──────── Records for the task ────────
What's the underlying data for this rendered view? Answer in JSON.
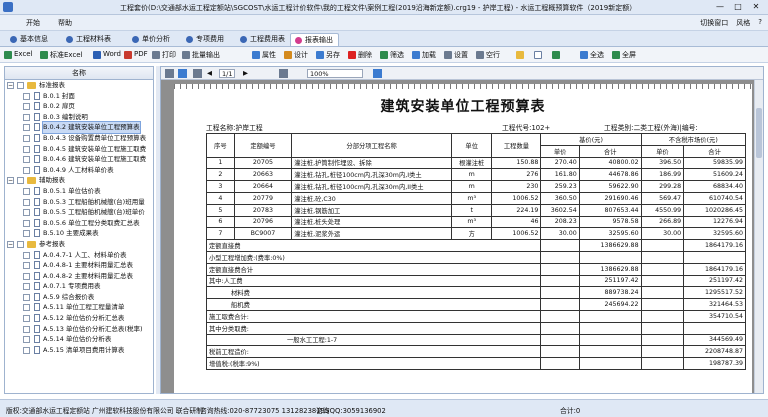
{
  "window": {
    "title": "工程套价(D:\\交通部水运工程定额站\\SGCOST\\水运工程计价软件\\我的工程文件\\案例工程(2019沿海新定额).crg19 - 护岸工程) - 水运工程概预算软件（2019新定额）",
    "controls": [
      "—",
      "□",
      "✕"
    ]
  },
  "menubar": {
    "items": [
      "开始",
      "帮助"
    ],
    "right_items": [
      "切换窗口",
      "风格",
      "?"
    ]
  },
  "tabs": [
    {
      "label": "基本信息",
      "active": false
    },
    {
      "label": "工程材料表",
      "active": false
    },
    {
      "label": "单价分析",
      "active": false
    },
    {
      "label": "专项费用",
      "active": false
    },
    {
      "label": "工程费用表",
      "active": false
    },
    {
      "label": "报表输出",
      "active": true
    }
  ],
  "toolbar": {
    "items": [
      "Excel",
      "标准Excel",
      "Word",
      "PDF",
      "打印",
      "批量输出",
      "属性",
      "设计",
      "另存",
      "删除",
      "筛选",
      "加载",
      "设置",
      "空行",
      "",
      "",
      "",
      "全选",
      "全屏"
    ]
  },
  "sidebar": {
    "header": "名称",
    "items": [
      {
        "label": "标准报表",
        "level": 0,
        "type": "folder",
        "selected": false
      },
      {
        "label": "B.0.1 封面",
        "level": 1,
        "type": "doc",
        "selected": false
      },
      {
        "label": "B.0.2 扉页",
        "level": 1,
        "type": "doc",
        "selected": false
      },
      {
        "label": "B.0.3 编制说明",
        "level": 1,
        "type": "doc",
        "selected": false
      },
      {
        "label": "B.0.4.2 建筑安装单位工程预算表",
        "level": 1,
        "type": "doc",
        "selected": true
      },
      {
        "label": "B.0.4.3 设备购置费单位工程预算表",
        "level": 1,
        "type": "doc",
        "selected": false
      },
      {
        "label": "B.0.4.5 建筑安装单位工程施工取费",
        "level": 1,
        "type": "doc",
        "selected": false
      },
      {
        "label": "B.0.4.6 建筑安装单位工程施工取费",
        "level": 1,
        "type": "doc",
        "selected": false
      },
      {
        "label": "B.0.4.9 人工材料单价表",
        "level": 1,
        "type": "doc",
        "selected": false
      },
      {
        "label": "辅助报表",
        "level": 0,
        "type": "folder",
        "selected": false
      },
      {
        "label": "B.0.5.1 单位估价表",
        "level": 1,
        "type": "doc",
        "selected": false
      },
      {
        "label": "B.0.5.3 工程船舶机械艘(台)班用量",
        "level": 1,
        "type": "doc",
        "selected": false
      },
      {
        "label": "B.0.5.5 工程船舶机械艘(台)班单价",
        "level": 1,
        "type": "doc",
        "selected": false
      },
      {
        "label": "B.0.5.6 单位工程分类取费汇总表",
        "level": 1,
        "type": "doc",
        "selected": false
      },
      {
        "label": "B.5.10 主要成果表",
        "level": 1,
        "type": "doc",
        "selected": false
      },
      {
        "label": "参考报表",
        "level": 0,
        "type": "folder",
        "selected": false
      },
      {
        "label": "A.0.4.7-1 人工、材料单价表",
        "level": 1,
        "type": "doc",
        "selected": false
      },
      {
        "label": "A.0.4.8-1 主要材料用量汇总表",
        "level": 1,
        "type": "doc",
        "selected": false
      },
      {
        "label": "A.0.4.8-2 主要材料用量汇总表",
        "level": 1,
        "type": "doc",
        "selected": false
      },
      {
        "label": "A.0.7.1 专项费用表",
        "level": 1,
        "type": "doc",
        "selected": false
      },
      {
        "label": "A.5.9 综合报价表",
        "level": 1,
        "type": "doc",
        "selected": false
      },
      {
        "label": "A.5.11 单位工程工程量清单",
        "level": 1,
        "type": "doc",
        "selected": false
      },
      {
        "label": "A.5.12 单位估价分析汇总表",
        "level": 1,
        "type": "doc",
        "selected": false
      },
      {
        "label": "A.5.13 单位估价分析汇总表(税率)",
        "level": 1,
        "type": "doc",
        "selected": false
      },
      {
        "label": "A.5.14 单位估价分析表",
        "level": 1,
        "type": "doc",
        "selected": false
      },
      {
        "label": "A.5.15 清单项目费用计算表",
        "level": 1,
        "type": "doc",
        "selected": false
      }
    ]
  },
  "viewer": {
    "page": "1/1",
    "zoom": "100%"
  },
  "report": {
    "title": "建筑安装单位工程预算表",
    "project_name": "工程名称:护岸工程",
    "project_code": "工程代号:102+",
    "project_type": "工程类别:二类工程(外海)|编号:",
    "headers": {
      "index": "序号",
      "quota_no": "定额编号",
      "item_name": "分部分项工程名称",
      "unit": "单位",
      "quantity": "工程数量",
      "base_price": "基价(元)",
      "market_price": "不含税市场价(元)",
      "unit_price": "单价",
      "total": "合计"
    },
    "rows": [
      {
        "index": "1",
        "code": "20705",
        "name": "灌注桩,护筒制作埋设、拆除",
        "unit": "根灌注桩",
        "qty": "150.88",
        "bp_unit": "270.40",
        "bp_total": "40800.02",
        "mp_unit": "396.50",
        "mp_total": "59835.99"
      },
      {
        "index": "2",
        "code": "20663",
        "name": "灌注桩,钻孔,桩径100cm内,孔深30m内,I类土",
        "unit": "m",
        "qty": "276",
        "bp_unit": "161.80",
        "bp_total": "44678.86",
        "mp_unit": "186.99",
        "mp_total": "51609.24"
      },
      {
        "index": "3",
        "code": "20664",
        "name": "灌注桩,钻孔,桩径100cm内,孔深30m内,II类土",
        "unit": "m",
        "qty": "230",
        "bp_unit": "259.23",
        "bp_total": "59622.90",
        "mp_unit": "299.28",
        "mp_total": "68834.40"
      },
      {
        "index": "4",
        "code": "20779",
        "name": "灌注桩,砼,C30",
        "unit": "m³",
        "qty": "1006.52",
        "bp_unit": "360.50",
        "bp_total": "291690.46",
        "mp_unit": "569.47",
        "mp_total": "610740.54"
      },
      {
        "index": "5",
        "code": "20783",
        "name": "灌注桩,钢筋加工",
        "unit": "t",
        "qty": "224.19",
        "bp_unit": "3602.54",
        "bp_total": "807653.44",
        "mp_unit": "4550.99",
        "mp_total": "1020286.45"
      },
      {
        "index": "6",
        "code": "20796",
        "name": "灌注桩,桩头处理",
        "unit": "m³",
        "qty": "46",
        "bp_unit": "208.23",
        "bp_total": "9578.58",
        "mp_unit": "266.89",
        "mp_total": "12276.94"
      },
      {
        "index": "7",
        "code": "BC9007",
        "name": "灌注桩,泥浆外运",
        "unit": "方",
        "qty": "1006.52",
        "bp_unit": "30.00",
        "bp_total": "32595.60",
        "mp_unit": "30.00",
        "mp_total": "32595.60"
      }
    ],
    "summary": [
      {
        "label": "定额直接费",
        "bp_total": "1386629.88",
        "mp_total": "1864179.16"
      },
      {
        "label": "小型工程增加费:(费率:0%)",
        "bp_total": "",
        "mp_total": ""
      },
      {
        "label": "定额直接费合计",
        "bp_total": "1386629.88",
        "mp_total": "1864179.16"
      },
      {
        "label": "其中:人工费",
        "bp_total": "251197.42",
        "mp_total": "251197.42"
      },
      {
        "label": "材料费",
        "bp_total": "889738.24",
        "mp_total": "1295517.52"
      },
      {
        "label": "船机费",
        "bp_total": "245694.22",
        "mp_total": "321464.53"
      },
      {
        "label": "施工取费合计:",
        "bp_total": "",
        "mp_total": "354710.54"
      },
      {
        "label": "其中分类取费:",
        "bp_total": "",
        "mp_total": ""
      },
      {
        "label": "一般水工工程:1-7",
        "bp_total": "",
        "mp_total": "344569.49"
      },
      {
        "label": "税前工程造价:",
        "bp_total": "",
        "mp_total": "2208748.87"
      },
      {
        "label": "增值税:(税率:9%)",
        "bp_total": "",
        "mp_total": "198787.39"
      }
    ]
  },
  "statusbar": {
    "company": "版权:交通部水运工程定额站  广州建软科技股份有限公司  联合研制",
    "hotline": "咨询热线:020-87723075  13128238195",
    "qq": "咨询QQ:3059136902",
    "total": "合计:0"
  }
}
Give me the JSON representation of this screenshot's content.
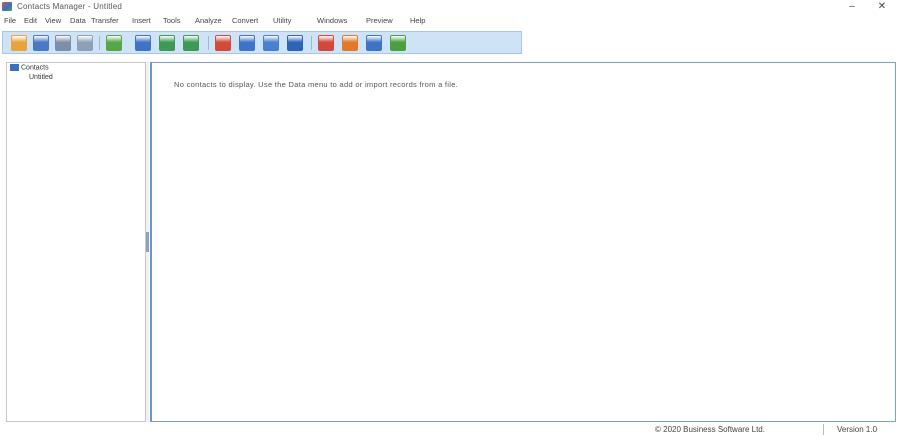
{
  "window": {
    "title": "Contacts Manager - Untitled",
    "minimize_glyph": "–",
    "close_glyph": "✕"
  },
  "menu": {
    "items": [
      {
        "label": "File"
      },
      {
        "label": "Edit"
      },
      {
        "label": "View"
      },
      {
        "label": "Data"
      },
      {
        "label": "Transfer"
      },
      {
        "label": "Insert"
      },
      {
        "label": "Tools"
      },
      {
        "label": "Analyze"
      },
      {
        "label": "Convert"
      },
      {
        "label": "Utility"
      },
      {
        "label": "Windows"
      },
      {
        "label": "Preview"
      },
      {
        "label": "Help"
      }
    ]
  },
  "toolbar": {
    "buttons": [
      {
        "icon": "open-folder-icon",
        "color": "#e8a33a"
      },
      {
        "icon": "save-icon",
        "color": "#4a79c4"
      },
      {
        "icon": "print-icon",
        "color": "#7d8fa8"
      },
      {
        "icon": "print-preview-icon",
        "color": "#8ea0b8"
      },
      {
        "icon": "tools-icon",
        "color": "#58a64a"
      },
      {
        "icon": "table-icon",
        "color": "#3f73c6"
      },
      {
        "icon": "import-icon",
        "color": "#3d9a55"
      },
      {
        "icon": "export-icon",
        "color": "#3d9a55"
      },
      {
        "icon": "calendar-icon",
        "color": "#d24a3a"
      },
      {
        "icon": "grid-icon",
        "color": "#3f73c6"
      },
      {
        "icon": "chart-icon",
        "color": "#4a7fd0"
      },
      {
        "icon": "database-icon",
        "color": "#2f63b8"
      },
      {
        "icon": "report-icon",
        "color": "#d2483a"
      },
      {
        "icon": "convert-icon",
        "color": "#e07a2a"
      },
      {
        "icon": "settings-icon",
        "color": "#3f73c6"
      },
      {
        "icon": "exit-icon",
        "color": "#4aa040"
      }
    ]
  },
  "tree": {
    "root_label": "Contacts",
    "child_label": "Untitled"
  },
  "main": {
    "message": "No contacts to display. Use the Data menu to add or import records from a file."
  },
  "status": {
    "company": "© 2020 Business Software Ltd.",
    "version": "Version 1.0"
  }
}
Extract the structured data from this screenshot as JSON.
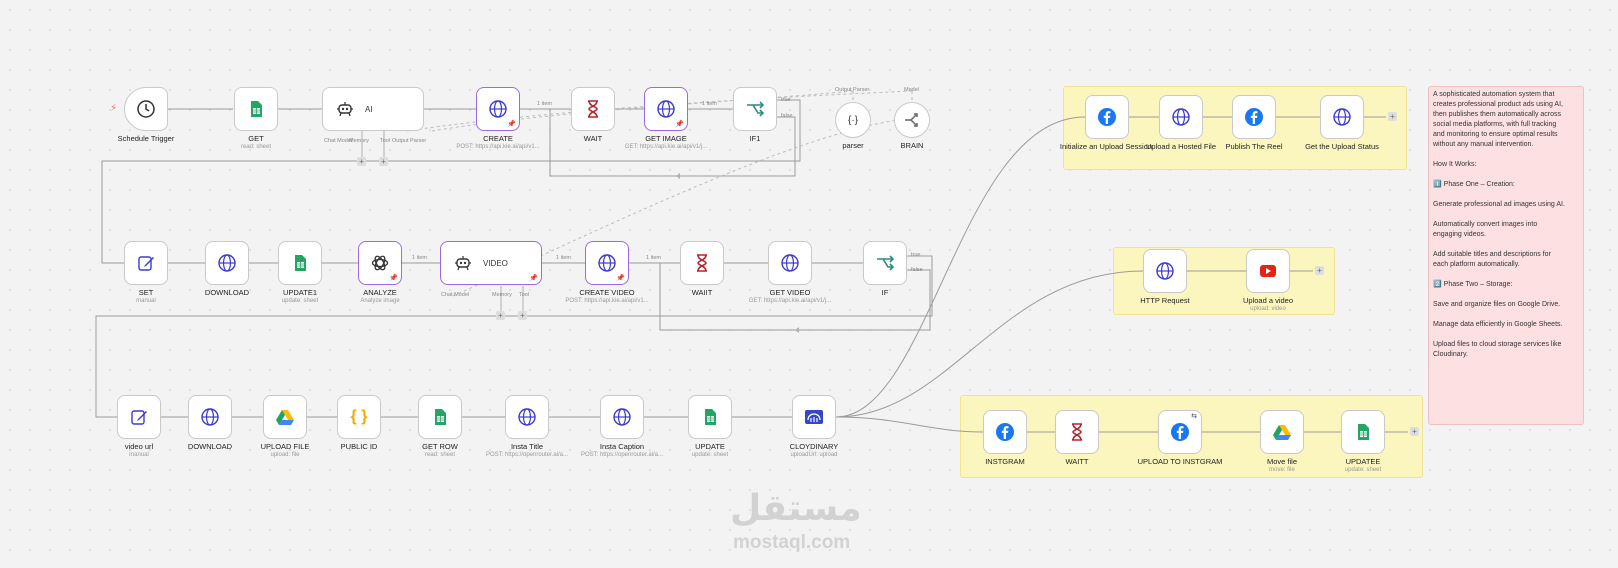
{
  "nodes": {
    "schedule_trigger": {
      "label": "Schedule Trigger"
    },
    "get": {
      "label": "GET",
      "sub": "read: sheet"
    },
    "ai": {
      "label": "AI",
      "ports": [
        "Chat Model",
        "Memory",
        "Tool",
        "Output Parser"
      ]
    },
    "create": {
      "label": "CREATE",
      "sub": "POST: https://api.kie.ai/api/v1..."
    },
    "wait": {
      "label": "WAIT"
    },
    "get_image": {
      "label": "GET IMAGE",
      "sub": "GET: https://api.kie.ai/api/v1/j..."
    },
    "if1": {
      "label": "IF1"
    },
    "parser": {
      "label": "parser"
    },
    "brain": {
      "label": "BRAIN"
    },
    "set": {
      "label": "SET",
      "sub": "manual"
    },
    "download": {
      "label": "DOWNLOAD"
    },
    "update1": {
      "label": "UPDATE1",
      "sub": "update: sheet"
    },
    "analyze": {
      "label": "ANALYZE",
      "sub": "Analyze image"
    },
    "video": {
      "label": "VIDEO",
      "ports": [
        "Chat Model",
        "Memory",
        "Tool"
      ]
    },
    "create_video": {
      "label": "CREATE VIDEO",
      "sub": "POST: https://api.kie.ai/api/v1..."
    },
    "waiit": {
      "label": "WAIIT"
    },
    "get_video": {
      "label": "GET VIDEO",
      "sub": "GET: https://api.kie.ai/api/v1/j..."
    },
    "if": {
      "label": "IF"
    },
    "video_url": {
      "label": "video url",
      "sub": "manual"
    },
    "download2": {
      "label": "DOWNLOAD"
    },
    "upload_file": {
      "label": "UPLOAD FILE",
      "sub": "upload: file"
    },
    "public_id": {
      "label": "PUBLIC ID"
    },
    "get_row": {
      "label": "GET ROW",
      "sub": "read: sheet"
    },
    "insta_title": {
      "label": "Insta Title",
      "sub": "POST: https://openrouter.ai/a..."
    },
    "insta_caption": {
      "label": "Insta Caption",
      "sub": "POST: https://openrouter.ai/a..."
    },
    "update": {
      "label": "UPDATE",
      "sub": "update: sheet"
    },
    "cloudinary": {
      "label": "CLOYDINARY",
      "sub": "uploadUrl: upload"
    },
    "init_upload": {
      "label": "Initialize an Upload Session"
    },
    "upload_hosted": {
      "label": "Upload a Hosted File"
    },
    "publish_reel": {
      "label": "Publish The Reel"
    },
    "get_upload_status": {
      "label": "Get the Upload Status"
    },
    "http_request": {
      "label": "HTTP Request"
    },
    "upload_video": {
      "label": "Upload a video",
      "sub": "upload: video"
    },
    "instgram": {
      "label": "INSTGRAM"
    },
    "waitt": {
      "label": "WAITT"
    },
    "upload_instgram": {
      "label": "UPLOAD TO INSTGRAM"
    },
    "move_file": {
      "label": "Move file",
      "sub": "move: file"
    },
    "updatee": {
      "label": "UPDATEE",
      "sub": "update: sheet"
    }
  },
  "edge_labels": {
    "one_item": "1 item",
    "true": "true",
    "false": "false",
    "output_parser": "Output Parser",
    "model": "Model"
  },
  "sticky_note": "A sophisticated automation system that creates professional product ads using AI, then publishes them automatically across social media platforms, with full tracking and monitoring to ensure optimal results without any manual intervention.\n\nHow It Works:\n\n1️⃣ Phase One – Creation:\n\nGenerate professional ad images using AI.\n\nAutomatically convert images into engaging videos.\n\nAdd suitable titles and descriptions for each platform automatically.\n\n2️⃣ Phase Two – Storage:\n\nSave and organize files on Google Drive.\n\nManage data efficiently in Google Sheets.\n\nUpload files to cloud storage services like Cloudinary.",
  "watermark": {
    "arabic": "مستقل",
    "latin": "mostaql.com"
  },
  "colors": {
    "ai_border": "#9c6ade",
    "sheets_green": "#23a566",
    "facebook_blue": "#1877f2",
    "wait_red": "#b3262e",
    "if_green": "#2a8c7a",
    "youtube_red": "#e62117",
    "sticky_yellow": "#fbf6bd",
    "sticky_pink": "#fde1e2"
  }
}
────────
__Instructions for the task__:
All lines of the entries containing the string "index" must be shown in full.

__Answer area__:
      "index": "序号",
        "index": "1",
        "index": "2",
        "index": "3",
        "index": "4",
        "index": "5",
        "index": "6",
        "index": "7",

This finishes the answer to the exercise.